What to do - Reproduce the entries exactly.

———

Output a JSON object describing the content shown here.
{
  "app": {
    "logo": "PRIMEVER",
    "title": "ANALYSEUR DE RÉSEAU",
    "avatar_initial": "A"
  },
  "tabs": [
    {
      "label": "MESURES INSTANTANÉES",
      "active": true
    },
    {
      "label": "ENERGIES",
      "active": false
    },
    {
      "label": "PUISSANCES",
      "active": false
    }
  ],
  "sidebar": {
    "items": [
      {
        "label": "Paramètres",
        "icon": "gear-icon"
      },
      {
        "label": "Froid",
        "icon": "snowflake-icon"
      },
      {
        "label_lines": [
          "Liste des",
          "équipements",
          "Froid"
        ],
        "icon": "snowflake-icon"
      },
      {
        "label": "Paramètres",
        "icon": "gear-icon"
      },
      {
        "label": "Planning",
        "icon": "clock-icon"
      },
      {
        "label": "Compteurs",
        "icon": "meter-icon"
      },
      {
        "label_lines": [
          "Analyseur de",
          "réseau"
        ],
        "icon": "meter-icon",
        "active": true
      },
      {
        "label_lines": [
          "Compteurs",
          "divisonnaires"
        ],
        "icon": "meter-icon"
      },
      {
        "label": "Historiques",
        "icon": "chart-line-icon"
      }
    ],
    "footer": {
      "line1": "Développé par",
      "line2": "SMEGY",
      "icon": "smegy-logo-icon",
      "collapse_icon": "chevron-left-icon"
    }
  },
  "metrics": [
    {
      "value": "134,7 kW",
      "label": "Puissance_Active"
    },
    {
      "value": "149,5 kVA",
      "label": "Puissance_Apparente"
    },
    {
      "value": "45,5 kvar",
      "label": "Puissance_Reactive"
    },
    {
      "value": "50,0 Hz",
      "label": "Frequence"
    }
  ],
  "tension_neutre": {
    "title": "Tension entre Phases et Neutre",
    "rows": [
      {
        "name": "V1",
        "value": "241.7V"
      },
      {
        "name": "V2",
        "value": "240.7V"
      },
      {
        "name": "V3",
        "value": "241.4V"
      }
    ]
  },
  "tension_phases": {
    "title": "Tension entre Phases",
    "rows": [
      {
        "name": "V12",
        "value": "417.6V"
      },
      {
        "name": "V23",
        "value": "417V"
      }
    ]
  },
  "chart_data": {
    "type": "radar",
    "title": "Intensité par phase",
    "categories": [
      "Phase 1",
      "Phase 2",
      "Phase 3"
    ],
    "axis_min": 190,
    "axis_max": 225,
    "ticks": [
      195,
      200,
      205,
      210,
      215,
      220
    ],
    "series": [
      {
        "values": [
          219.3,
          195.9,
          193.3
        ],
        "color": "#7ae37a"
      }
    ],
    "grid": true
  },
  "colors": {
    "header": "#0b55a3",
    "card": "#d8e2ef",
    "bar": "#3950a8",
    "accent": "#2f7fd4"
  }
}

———

Written reply -
Output a JSON object describing the content shown here.
{
  "app": {
    "logo": "PRIMEVER",
    "title": "ANALYSEUR DE RÉSEAU",
    "avatar_initial": "A"
  },
  "tabs": [
    {
      "label": "MESURES INSTANTANÉES",
      "active": true
    },
    {
      "label": "ENERGIES",
      "active": false
    },
    {
      "label": "PUISSANCES",
      "active": false
    }
  ],
  "sidebar": {
    "items": [
      {
        "label": "Paramètres",
        "icon": "gear-icon"
      },
      {
        "label": "Froid",
        "icon": "snowflake-icon"
      },
      {
        "label_lines": [
          "Liste des",
          "équipements",
          "Froid"
        ],
        "icon": "snowflake-icon"
      },
      {
        "label": "Paramètres",
        "icon": "gear-icon"
      },
      {
        "label": "Planning",
        "icon": "clock-icon"
      },
      {
        "label": "Compteurs",
        "icon": "meter-icon"
      },
      {
        "label_lines": [
          "Analyseur de",
          "réseau"
        ],
        "icon": "meter-icon",
        "active": true
      },
      {
        "label_lines": [
          "Compteurs",
          "divisonnaires"
        ],
        "icon": "meter-icon"
      },
      {
        "label": "Historiques",
        "icon": "chart-line-icon"
      }
    ],
    "footer": {
      "line1": "Développé par",
      "line2": "SMEGY",
      "icon": "smegy-logo-icon",
      "collapse_icon": "chevron-left-icon"
    }
  },
  "metrics": [
    {
      "value": "134,7 kW",
      "label": "Puissance_Active"
    },
    {
      "value": "149,5 kVA",
      "label": "Puissance_Apparente"
    },
    {
      "value": "45,5 kvar",
      "label": "Puissance_Reactive"
    },
    {
      "value": "50,0 Hz",
      "label": "Frequence"
    }
  ],
  "tension_neutre": {
    "title": "Tension entre Phases et Neutre",
    "rows": [
      {
        "name": "V1",
        "value": "241.7V"
      },
      {
        "name": "V2",
        "value": "240.7V"
      },
      {
        "name": "V3",
        "value": "241.4V"
      }
    ]
  },
  "tension_phases": {
    "title": "Tension entre Phases",
    "rows": [
      {
        "name": "V12",
        "value": "417.6V"
      },
      {
        "name": "V23",
        "value": "417V"
      }
    ]
  },
  "chart_data": {
    "type": "radar",
    "title": "Intensité par phase",
    "categories": [
      "Phase 1",
      "Phase 2",
      "Phase 3"
    ],
    "axis_min": 190,
    "axis_max": 225,
    "ticks": [
      195,
      200,
      205,
      210,
      215,
      220
    ],
    "series": [
      {
        "values": [
          219.3,
          195.9,
          193.3
        ],
        "color": "#7ae37a"
      }
    ],
    "grid": true
  },
  "colors": {
    "header": "#0b55a3",
    "card": "#d8e2ef",
    "bar": "#3950a8",
    "accent": "#2f7fd4"
  }
}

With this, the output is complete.